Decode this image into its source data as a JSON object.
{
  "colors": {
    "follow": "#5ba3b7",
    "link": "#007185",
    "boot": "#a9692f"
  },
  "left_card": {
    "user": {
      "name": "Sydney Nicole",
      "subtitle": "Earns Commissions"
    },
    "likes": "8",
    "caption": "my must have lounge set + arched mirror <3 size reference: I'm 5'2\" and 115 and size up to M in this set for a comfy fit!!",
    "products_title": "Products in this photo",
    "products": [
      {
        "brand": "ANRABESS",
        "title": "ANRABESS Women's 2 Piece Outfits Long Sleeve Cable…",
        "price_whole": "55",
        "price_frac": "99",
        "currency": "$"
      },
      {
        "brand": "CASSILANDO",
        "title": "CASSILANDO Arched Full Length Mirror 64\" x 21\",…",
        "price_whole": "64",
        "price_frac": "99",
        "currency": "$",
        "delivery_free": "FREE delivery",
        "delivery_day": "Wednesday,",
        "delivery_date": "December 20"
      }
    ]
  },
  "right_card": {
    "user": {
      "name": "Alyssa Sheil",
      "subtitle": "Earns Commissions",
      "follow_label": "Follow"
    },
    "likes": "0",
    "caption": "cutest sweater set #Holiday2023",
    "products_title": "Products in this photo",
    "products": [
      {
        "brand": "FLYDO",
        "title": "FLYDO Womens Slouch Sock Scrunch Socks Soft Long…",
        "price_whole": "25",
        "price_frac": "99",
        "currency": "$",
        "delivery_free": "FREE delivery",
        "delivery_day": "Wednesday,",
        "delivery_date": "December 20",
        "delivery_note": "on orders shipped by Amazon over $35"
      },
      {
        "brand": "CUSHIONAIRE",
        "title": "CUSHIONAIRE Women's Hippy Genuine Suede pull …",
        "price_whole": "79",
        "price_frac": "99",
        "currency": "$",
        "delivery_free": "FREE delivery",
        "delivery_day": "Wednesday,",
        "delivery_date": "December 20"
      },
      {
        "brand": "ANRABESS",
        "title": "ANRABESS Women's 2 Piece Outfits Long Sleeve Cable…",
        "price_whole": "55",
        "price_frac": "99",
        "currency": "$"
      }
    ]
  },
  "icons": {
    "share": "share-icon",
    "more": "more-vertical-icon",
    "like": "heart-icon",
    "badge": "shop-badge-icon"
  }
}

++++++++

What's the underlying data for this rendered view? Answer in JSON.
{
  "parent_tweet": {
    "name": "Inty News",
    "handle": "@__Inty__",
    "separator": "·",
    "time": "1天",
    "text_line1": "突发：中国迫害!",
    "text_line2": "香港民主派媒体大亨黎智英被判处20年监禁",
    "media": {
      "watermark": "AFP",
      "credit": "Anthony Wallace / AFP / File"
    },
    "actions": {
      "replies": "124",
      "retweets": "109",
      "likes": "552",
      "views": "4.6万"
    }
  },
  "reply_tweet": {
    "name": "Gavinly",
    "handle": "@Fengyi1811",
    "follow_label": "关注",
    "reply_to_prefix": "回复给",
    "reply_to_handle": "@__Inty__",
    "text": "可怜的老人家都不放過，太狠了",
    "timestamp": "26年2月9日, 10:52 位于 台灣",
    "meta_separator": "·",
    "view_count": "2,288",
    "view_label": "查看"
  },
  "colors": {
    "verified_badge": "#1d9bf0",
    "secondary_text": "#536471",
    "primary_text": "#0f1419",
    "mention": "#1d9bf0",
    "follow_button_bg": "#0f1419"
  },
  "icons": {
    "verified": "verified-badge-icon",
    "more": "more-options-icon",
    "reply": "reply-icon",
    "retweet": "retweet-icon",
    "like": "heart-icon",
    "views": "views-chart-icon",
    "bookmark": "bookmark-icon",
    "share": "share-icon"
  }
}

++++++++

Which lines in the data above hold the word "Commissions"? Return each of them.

[SOLUTION FOR THIS PROBLEM]
      "subtitle": "Earns Commissions"
      "subtitle": "Earns Commissions",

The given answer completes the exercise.